Ever since news broke that hackers were able to break into HBO’s computer networks, there have been plenty of comparisons to the Sony Pictures hack of 2014. Some reports have seized on the amount of data stolen to claim that the HBO hack was seven times bigger, or possibly worse, than the Sony hack. That comparison turns out to be meaningless.
First, a quick recap: On Monday, news broke that hackers compromised HBO’s networks, and leaked a handful of unreleased episodes from shows like “Insecure,” “Barry,” and “Ballers.” The hackers also leaked scripts for unaired “Game of Thrones” episodes, as well as the personal information of a senior HBO executive and an assortment of other files.
Altogether, those leaks amounted to around 300 gigabyte of data. The hackers claimed that they stole a total of 1.5 terabyte of data from HBO, and have since threatened to release additional material as early as this Sunday.
That claim, though unproven, has led to comparisons with the Sony Pictures hack of 2014, when 200 GB of emails and other internal documents were released. Those releases included tens of thousands of internal emails and social security numbers for thousands of employees. The Sony leaks ultimately led to the ouster of Sony Pictures chief Amy Pascal, and a multi-million-dollar settlement with the studio’s employees.
Compared to that, the material leaked by the HBO hackers thus far seems relatively benign. The website used by the hackers to release the material has been inaccessible for days, making it challenging to analyze all of the leaked data. However, one Reddit user who claimed to have downloaded at least part of it characterized it as “trash from HBO servers,” with one shared archive file allegedly containing Windows backups and tutorials for popular database software.
The user also shared what he claimed to be a screenshot of the archive file:
Variety separately learned that some of the leaked data contained IT help desk requests, dating back as far as 2012 — data that’s likely of little consequence to the company today.
An HBO spokesperson declined to comment on the authenticity of the screenshot, or any other data allegedly obtained by the hackers.
That’s not to say that the hackers didn’t get their hands on any additional sensitive information. For all we know, they may release much more explosive material this coming Sunday. It’s also worth keeping in mind that an HBO security contractor revealed in a filing Tuesday that the hackers got their hands on “thousands of internal documents.”

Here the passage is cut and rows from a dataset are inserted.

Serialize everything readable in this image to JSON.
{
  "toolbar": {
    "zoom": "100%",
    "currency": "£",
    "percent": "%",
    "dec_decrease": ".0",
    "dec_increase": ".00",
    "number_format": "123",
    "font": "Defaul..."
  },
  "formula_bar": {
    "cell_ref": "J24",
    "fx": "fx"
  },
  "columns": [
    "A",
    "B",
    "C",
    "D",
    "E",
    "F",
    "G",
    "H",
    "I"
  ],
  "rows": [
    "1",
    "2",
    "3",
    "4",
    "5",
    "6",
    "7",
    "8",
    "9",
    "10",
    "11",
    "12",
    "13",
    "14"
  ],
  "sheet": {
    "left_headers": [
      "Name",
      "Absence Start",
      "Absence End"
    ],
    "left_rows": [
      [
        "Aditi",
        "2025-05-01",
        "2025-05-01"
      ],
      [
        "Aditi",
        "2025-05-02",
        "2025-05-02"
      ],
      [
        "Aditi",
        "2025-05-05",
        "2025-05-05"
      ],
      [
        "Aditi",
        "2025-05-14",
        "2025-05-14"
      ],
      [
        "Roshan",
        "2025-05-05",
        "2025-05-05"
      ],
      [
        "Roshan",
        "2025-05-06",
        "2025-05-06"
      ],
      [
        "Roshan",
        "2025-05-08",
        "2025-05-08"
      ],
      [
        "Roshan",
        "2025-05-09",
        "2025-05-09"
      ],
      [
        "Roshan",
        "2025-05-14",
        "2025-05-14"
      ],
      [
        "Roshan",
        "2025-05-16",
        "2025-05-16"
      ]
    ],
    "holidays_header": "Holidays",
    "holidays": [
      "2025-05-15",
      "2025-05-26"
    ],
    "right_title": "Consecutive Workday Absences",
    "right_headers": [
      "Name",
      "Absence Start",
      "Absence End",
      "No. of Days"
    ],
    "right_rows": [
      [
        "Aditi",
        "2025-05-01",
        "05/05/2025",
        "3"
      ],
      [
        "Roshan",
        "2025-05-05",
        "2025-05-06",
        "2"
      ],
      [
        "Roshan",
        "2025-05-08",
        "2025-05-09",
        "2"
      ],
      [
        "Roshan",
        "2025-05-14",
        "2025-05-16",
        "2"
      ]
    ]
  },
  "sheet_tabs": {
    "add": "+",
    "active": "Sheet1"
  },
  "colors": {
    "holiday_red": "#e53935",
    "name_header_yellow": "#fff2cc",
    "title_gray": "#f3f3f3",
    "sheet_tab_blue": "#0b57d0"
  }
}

But for now, comparisons to the Sony hack seem to be unfounded — and simply looking at the sheer amount of data that hackers claim to have stolen is definitely the worst possible way to make any judgement about the severity of the hack.